Fatigue is associated with obesity, but it is unknown if this relationship holds in an underserved population. Furthermore, the potential mechanisms driving this association have not been tested. The aim of this analysis was to examine how perceived fatigue is related to anthropometric measures and eating behaviors in an underserved population.
Participants enrolled in the Promoting Successful Weight Loss in Primary Care in Louisiana (PROPEL) trial were studied at baseline. Individuals with obesity (body mass index [BMI]: 30.0-50.0 kg/m2) were recruited. Fatigue T-scores were determined from the Patient-Reported Outcomes Measurement Information System (PROMIS)-29 instrument. Body weight, BMI, and waist circumference (WC) were measured. The Eating Inventory was used to assess dietary disinhibition and restraint. General linear models adjusted for age, sex, and race compared outcomes between individuals categorized as mildly to severely fatigued (T-score ≥ 55) and those with fatigue in normal limits (T-score < 55). Outcome data are presented as mean ± standard error of mean.
In our sample (N=800), 40% and 64% of participants documented their annual household income below $20,000 and $40,000, respectively. Overall, 266 participants (33%) were categorized as mildly to severely fatigued. These individuals showed greater body weight (+3.4±1.2 kg), BMI (+1.4±0.3 kg/m2), and WC (+2.4±0.9 cm) compared to those with fatigue in normal limits (P<0.01). Participants with mild to severe fatigue also showed greater disinhibition (+2.3±0.3) and lower restraint (-0.8±0.3) than those with fatigue in normal limits (P≤0.02).

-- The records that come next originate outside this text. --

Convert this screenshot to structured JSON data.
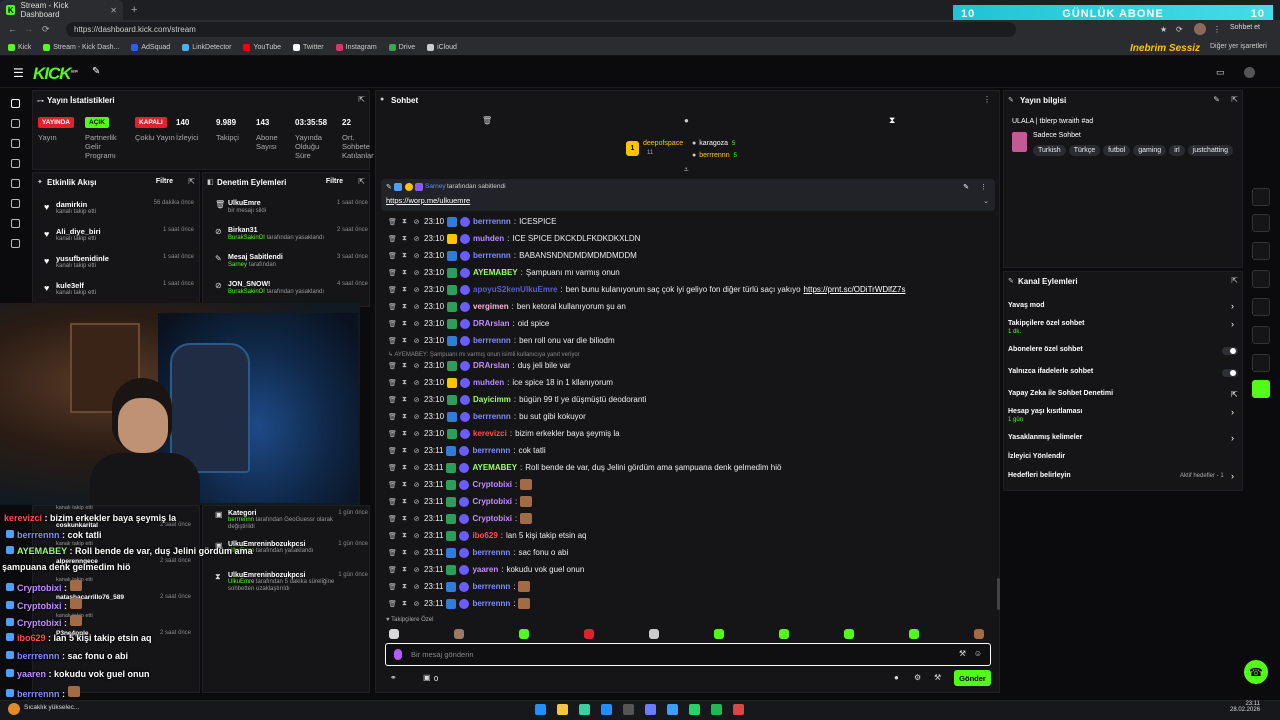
{
  "browser": {
    "tab_title": "Stream - Kick Dashboard",
    "url": "https://dashboard.kick.com/stream",
    "profile_button": "Sohbet et",
    "bookmarks": [
      "Kick",
      "Stream - Kick Dash...",
      "AdSquad",
      "LinkDetector",
      "YouTube",
      "Twitter",
      "Instagram",
      "Drive",
      "iCloud"
    ],
    "bookmark_colors": [
      "#53fc18",
      "#53fc18",
      "#2563eb",
      "#4cafef",
      "#ff0000",
      "#ffffff",
      "#e1306c",
      "#34a853",
      "#cccccc"
    ],
    "bookmarks_right": "Diğer yer işaretleri"
  },
  "overlay_banner": {
    "left": "10",
    "text": "GÜNLÜK ABONE",
    "right": "10"
  },
  "overlay_logo": "Inebrim Sessiz",
  "app": {
    "logo": "KICK",
    "logo_sup": "BETA"
  },
  "stats": {
    "title": "Yayın İstatistikleri",
    "items": [
      {
        "badge": "YAYINDA",
        "badge_color": "#e1222e",
        "label": "Yayın"
      },
      {
        "badge": "AÇIK",
        "badge_color": "#53fc18",
        "label": "Partnerlik Gelir Programı"
      },
      {
        "badge": "KAPALI",
        "badge_color": "#e1222e",
        "label": "Çoklu Yayın"
      },
      {
        "value": "140",
        "label": "İzleyici"
      },
      {
        "value": "9.989",
        "label": "Takipçi"
      },
      {
        "value": "143",
        "label": "Abone Sayısı"
      },
      {
        "value": "03:35:58",
        "label": "Yayında Olduğu Süre"
      },
      {
        "value": "22",
        "label": "Ort. Sohbete Katılanlar"
      }
    ]
  },
  "activity": {
    "title": "Etkinlik Akışı",
    "filter": "Filtre",
    "items": [
      {
        "name": "damirkin",
        "sub": "kanalı takip etti",
        "time": "56 dakika önce"
      },
      {
        "name": "Ali_diye_biri",
        "sub": "kanalı takip etti",
        "time": "1 saat önce"
      },
      {
        "name": "yusufbenidinle",
        "sub": "kanalı takip etti",
        "time": "1 saat önce"
      },
      {
        "name": "kule3elf",
        "sub": "kanalı takip etti",
        "time": "1 saat önce"
      }
    ],
    "lower_items": [
      {
        "name": "coskunkarital",
        "time": "2 saat önce"
      },
      {
        "name": "alperenngece",
        "time": "2 saat önce"
      },
      {
        "name": "natashacarrillo76_589",
        "time": "2 saat önce"
      },
      {
        "name": "P3ne4pple",
        "time": "2 saat önce"
      }
    ],
    "lower_sub": "kanalı takip etti"
  },
  "moderation": {
    "title": "Denetim Eylemleri",
    "filter": "Filtre",
    "items": [
      {
        "name": "UlkuEmre",
        "sub": "bir mesajı sildi",
        "time": "1 saat önce"
      },
      {
        "name": "Birkan31",
        "actor": "BurakSakinOl",
        "sub": "tarafından yasaklandı",
        "time": "2 saat önce"
      },
      {
        "name": "Mesaj Sabitlendi",
        "actor": "Sarney",
        "sub": "tarafından",
        "time": "3 saat önce"
      },
      {
        "name": "JON_SNOW!",
        "actor": "BurakSakinOl",
        "sub": "tarafından yasaklandı",
        "time": "4 saat önce"
      }
    ],
    "lower_items": [
      {
        "name": "Kategori",
        "actor": "berrrennn",
        "sub": "tarafından GeoGuessr olarak değiştirildi",
        "time": "1 gün önce"
      },
      {
        "name": "UlkuEmreninbozukpcsi",
        "actor": "UlkuEmre",
        "sub": "tarafından yasaklandı",
        "time": "1 gün önce"
      },
      {
        "name": "UlkuEmreninbozukpcsi",
        "actor": "UlkuEmre",
        "sub": "tarafından 5 dakika süreliğine sohbetten uzaklaştırıldı",
        "time": "1 gün önce"
      }
    ]
  },
  "chat": {
    "title": "Sohbet",
    "top_users": [
      {
        "name": "deepofspace",
        "count": "11"
      },
      {
        "name": "karagoza",
        "count": "5"
      },
      {
        "name": "berrrennn",
        "count": "5"
      }
    ],
    "pinned": {
      "by": "Sarney",
      "by_text": "tarafından sabitlendi",
      "link": "https://worp.me/ulkuemre"
    },
    "reply_context": "↳ AYEMABEY: Şampuanı mı varmış onun isimli kullanıcıya yanıt veriyor",
    "messages": [
      {
        "time": "23:10",
        "user": "berrrennn",
        "color": "#7f8cff",
        "text": "ICESPICE"
      },
      {
        "time": "23:10",
        "user": "muhden",
        "color": "#b98cff",
        "text": "ICE SPICE DKCKDLFKDKDKXLDN"
      },
      {
        "time": "23:10",
        "user": "berrrennn",
        "color": "#7f8cff",
        "text": "BABANSNDNDMDMDMDMDDM"
      },
      {
        "time": "23:10",
        "user": "AYEMABEY",
        "color": "#9bff6a",
        "text": "Şampuanı mı varmış onun"
      },
      {
        "time": "23:10",
        "user": "apoyuS2kenUlkuEmre",
        "color": "#5b5bd6",
        "text": "ben bunu kulanıyorum saç çok iyi geliyo fon diğer türlü saçı yakıyo",
        "link": "https://prnt.sc/ODiTrWDlfZ7s"
      },
      {
        "time": "23:10",
        "user": "vergimen",
        "color": "#ffb3d9",
        "text": "ben ketoral kullanıyorum şu an"
      },
      {
        "time": "23:10",
        "user": "DRArslan",
        "color": "#c58cff",
        "text": "oid spice"
      },
      {
        "time": "23:10",
        "user": "berrrennn",
        "color": "#7f8cff",
        "text": "ben roll onu var die biliodm"
      },
      {
        "time": "23:10",
        "user": "DRArslan",
        "color": "#c58cff",
        "text": "duş jeli bile var"
      },
      {
        "time": "23:10",
        "user": "muhden",
        "color": "#b98cff",
        "text": "ice spice 18 in 1 kllanıyorum"
      },
      {
        "time": "23:10",
        "user": "Dayicimm",
        "color": "#9bff6a",
        "text": "bügün 99 tl ye düşmüştü deodoranti"
      },
      {
        "time": "23:10",
        "user": "berrrennn",
        "color": "#7f8cff",
        "text": "bu sut gibi kokuyor"
      },
      {
        "time": "23:10",
        "user": "kerevizci",
        "color": "#ff4d4d",
        "text": "bizim erkekler baya şeymiş la"
      },
      {
        "time": "23:11",
        "user": "berrrennn",
        "color": "#7f8cff",
        "text": "cok tatli"
      },
      {
        "time": "23:11",
        "user": "AYEMABEY",
        "color": "#9bff6a",
        "text": "Roll bende de var, duş Jelini gördüm ama şampuana denk gelmedim hiö"
      },
      {
        "time": "23:11",
        "user": "Cryptobixi",
        "color": "#c58cff",
        "text": ""
      },
      {
        "time": "23:11",
        "user": "Cryptobixi",
        "color": "#c58cff",
        "text": ""
      },
      {
        "time": "23:11",
        "user": "Cryptobixi",
        "color": "#c58cff",
        "text": ""
      },
      {
        "time": "23:11",
        "user": "ibo629",
        "color": "#ff4d4d",
        "text": "lan 5 kişi takip etsin aq"
      },
      {
        "time": "23:11",
        "user": "berrrennn",
        "color": "#7f8cff",
        "text": "sac fonu o abi"
      },
      {
        "time": "23:11",
        "user": "yaaren",
        "color": "#c58cff",
        "text": "kokudu vok guel onun"
      },
      {
        "time": "23:11",
        "user": "berrrennn",
        "color": "#7f8cff",
        "text": ""
      },
      {
        "time": "23:11",
        "user": "berrrennn",
        "color": "#7f8cff",
        "text": ""
      }
    ],
    "follower_label": "Takipçilere Özel",
    "input_placeholder": "Bir mesaj gönderin",
    "points": "0",
    "send": "Gönder"
  },
  "stream_info": {
    "title": "Yayın bilgisi",
    "stream_title": "ULALA | tblerp twraith #ad",
    "category": "Sadece Sohbet",
    "tags": [
      "Turkish",
      "Türkçe",
      "futbol",
      "gaming",
      "irl",
      "justchatting"
    ]
  },
  "channel_actions": {
    "title": "Kanal Eylemleri",
    "items": [
      {
        "label": "Yavaş mod",
        "type": "arrow"
      },
      {
        "label": "Takipçilere özel sohbet",
        "sub": "1 dk.",
        "type": "arrow"
      },
      {
        "label": "Abonelere özel sohbet",
        "type": "toggle"
      },
      {
        "label": "Yalnızca ifadelerle sohbet",
        "type": "toggle"
      },
      {
        "label": "Yapay Zeka ile Sohbet Denetimi",
        "type": "ext"
      },
      {
        "label": "Hesap yaşı kısıtlaması",
        "sub": "1 gün",
        "type": "arrow"
      },
      {
        "label": "Yasaklanmış kelimeler",
        "type": "arrow"
      },
      {
        "label": "İzleyici Yönlendir",
        "type": "none"
      },
      {
        "label": "Hedefleri belirleyin",
        "note": "Aktif hedefler - 1",
        "type": "arrow"
      }
    ]
  },
  "stream_overlay": [
    {
      "user": "kerevizci",
      "color": "#ff4d4d",
      "text": "bizim erkekler baya şeymiş la"
    },
    {
      "user": "berrrennn",
      "color": "#7f8cff",
      "text": "cok tatli"
    },
    {
      "user": "AYEMABEY",
      "color": "#9bff6a",
      "text": "Roll bende de var, duş Jelini gördüm ama"
    },
    {
      "user": "",
      "color": "#ffffff",
      "text": "şampuana denk gelmedim hiö"
    },
    {
      "user": "Cryptobixi",
      "color": "#c58cff",
      "text": ""
    },
    {
      "user": "Cryptobixi",
      "color": "#c58cff",
      "text": ""
    },
    {
      "user": "Cryptobixi",
      "color": "#c58cff",
      "text": ""
    },
    {
      "user": "ibo629",
      "color": "#ff4d4d",
      "text": "lan 5 kişi takip etsin aq"
    },
    {
      "user": "berrrennn",
      "color": "#7f8cff",
      "text": "sac fonu o abi"
    },
    {
      "user": "yaaren",
      "color": "#c58cff",
      "text": "kokudu vok guel onun"
    },
    {
      "user": "berrrennn",
      "color": "#7f8cff",
      "text": ""
    },
    {
      "user": "berrrennn",
      "color": "#7f8cff",
      "text": ""
    }
  ],
  "taskbar": {
    "weather": "Sıcaklık yükselec...",
    "time": "23:11",
    "date": "28.02.2026"
  }
}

Greater perceived fatigue is linked to higher body weight and poorer eating behaviors in underserved populations. Fatigued individuals appear to be most in need of weight loss regimens, yet the influence of fatigue on weight loss needs to be tested. Eating-related constructs may offer treatment targets to improve weight loss in fatigued individuals with obesity.